#### [Assignment]
Filter the entries below, keeping only lines with the word "Between".

#### [Extracted data]
┌──
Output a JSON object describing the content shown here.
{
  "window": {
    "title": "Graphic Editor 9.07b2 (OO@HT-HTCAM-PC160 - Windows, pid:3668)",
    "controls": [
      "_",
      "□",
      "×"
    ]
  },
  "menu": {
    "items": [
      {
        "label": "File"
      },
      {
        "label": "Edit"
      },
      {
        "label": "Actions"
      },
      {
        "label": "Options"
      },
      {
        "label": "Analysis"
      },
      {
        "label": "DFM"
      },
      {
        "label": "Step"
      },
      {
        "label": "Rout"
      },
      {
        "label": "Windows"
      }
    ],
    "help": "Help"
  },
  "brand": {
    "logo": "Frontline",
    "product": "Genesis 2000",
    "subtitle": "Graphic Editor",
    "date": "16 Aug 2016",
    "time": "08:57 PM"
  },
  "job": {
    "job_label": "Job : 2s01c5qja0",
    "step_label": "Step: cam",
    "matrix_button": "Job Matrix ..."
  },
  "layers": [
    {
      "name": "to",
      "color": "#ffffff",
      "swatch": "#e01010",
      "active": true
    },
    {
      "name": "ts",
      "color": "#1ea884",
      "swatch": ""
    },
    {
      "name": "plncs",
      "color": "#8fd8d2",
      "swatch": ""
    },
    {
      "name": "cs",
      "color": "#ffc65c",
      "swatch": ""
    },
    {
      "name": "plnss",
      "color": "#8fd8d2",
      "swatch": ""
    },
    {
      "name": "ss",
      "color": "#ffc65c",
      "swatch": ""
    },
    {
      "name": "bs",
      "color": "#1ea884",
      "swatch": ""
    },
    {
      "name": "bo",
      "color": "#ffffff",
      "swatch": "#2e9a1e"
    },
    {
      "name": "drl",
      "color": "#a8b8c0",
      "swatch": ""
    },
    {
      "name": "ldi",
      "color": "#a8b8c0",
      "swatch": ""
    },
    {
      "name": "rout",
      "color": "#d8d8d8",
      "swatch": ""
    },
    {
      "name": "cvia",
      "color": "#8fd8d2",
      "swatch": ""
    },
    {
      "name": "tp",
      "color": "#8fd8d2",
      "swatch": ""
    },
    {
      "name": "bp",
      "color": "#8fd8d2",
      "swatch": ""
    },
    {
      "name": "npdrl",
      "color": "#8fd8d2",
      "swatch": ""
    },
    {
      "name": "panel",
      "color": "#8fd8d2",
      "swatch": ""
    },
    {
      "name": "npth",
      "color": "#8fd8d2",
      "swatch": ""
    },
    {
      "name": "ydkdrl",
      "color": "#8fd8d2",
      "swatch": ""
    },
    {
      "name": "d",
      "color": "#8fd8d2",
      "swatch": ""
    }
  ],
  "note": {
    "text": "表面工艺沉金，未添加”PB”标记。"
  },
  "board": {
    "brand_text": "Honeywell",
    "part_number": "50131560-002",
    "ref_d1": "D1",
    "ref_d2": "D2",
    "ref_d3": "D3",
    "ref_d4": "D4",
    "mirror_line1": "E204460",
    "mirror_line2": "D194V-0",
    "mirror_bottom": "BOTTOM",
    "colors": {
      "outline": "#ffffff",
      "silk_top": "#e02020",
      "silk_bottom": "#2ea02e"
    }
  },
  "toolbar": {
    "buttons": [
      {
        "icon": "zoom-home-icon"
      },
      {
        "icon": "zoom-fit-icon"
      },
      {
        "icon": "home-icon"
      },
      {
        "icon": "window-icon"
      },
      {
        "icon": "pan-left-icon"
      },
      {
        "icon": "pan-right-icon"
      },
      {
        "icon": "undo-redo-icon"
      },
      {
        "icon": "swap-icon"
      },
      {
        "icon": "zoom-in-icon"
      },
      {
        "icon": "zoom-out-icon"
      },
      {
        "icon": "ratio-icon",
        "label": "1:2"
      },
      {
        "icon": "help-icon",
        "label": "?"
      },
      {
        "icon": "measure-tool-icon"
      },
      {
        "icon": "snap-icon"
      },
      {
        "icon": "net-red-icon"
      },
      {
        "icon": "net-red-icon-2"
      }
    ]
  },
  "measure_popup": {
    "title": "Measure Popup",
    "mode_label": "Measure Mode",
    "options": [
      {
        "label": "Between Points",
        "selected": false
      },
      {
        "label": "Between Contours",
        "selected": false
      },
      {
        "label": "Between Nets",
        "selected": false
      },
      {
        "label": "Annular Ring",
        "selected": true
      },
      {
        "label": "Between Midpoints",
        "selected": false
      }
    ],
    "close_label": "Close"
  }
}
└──
#### [Exercise response]
        "label": "Between Points",
        "label": "Between Contours",
        "label": "Between Nets",
        "label": "Between Midpoints",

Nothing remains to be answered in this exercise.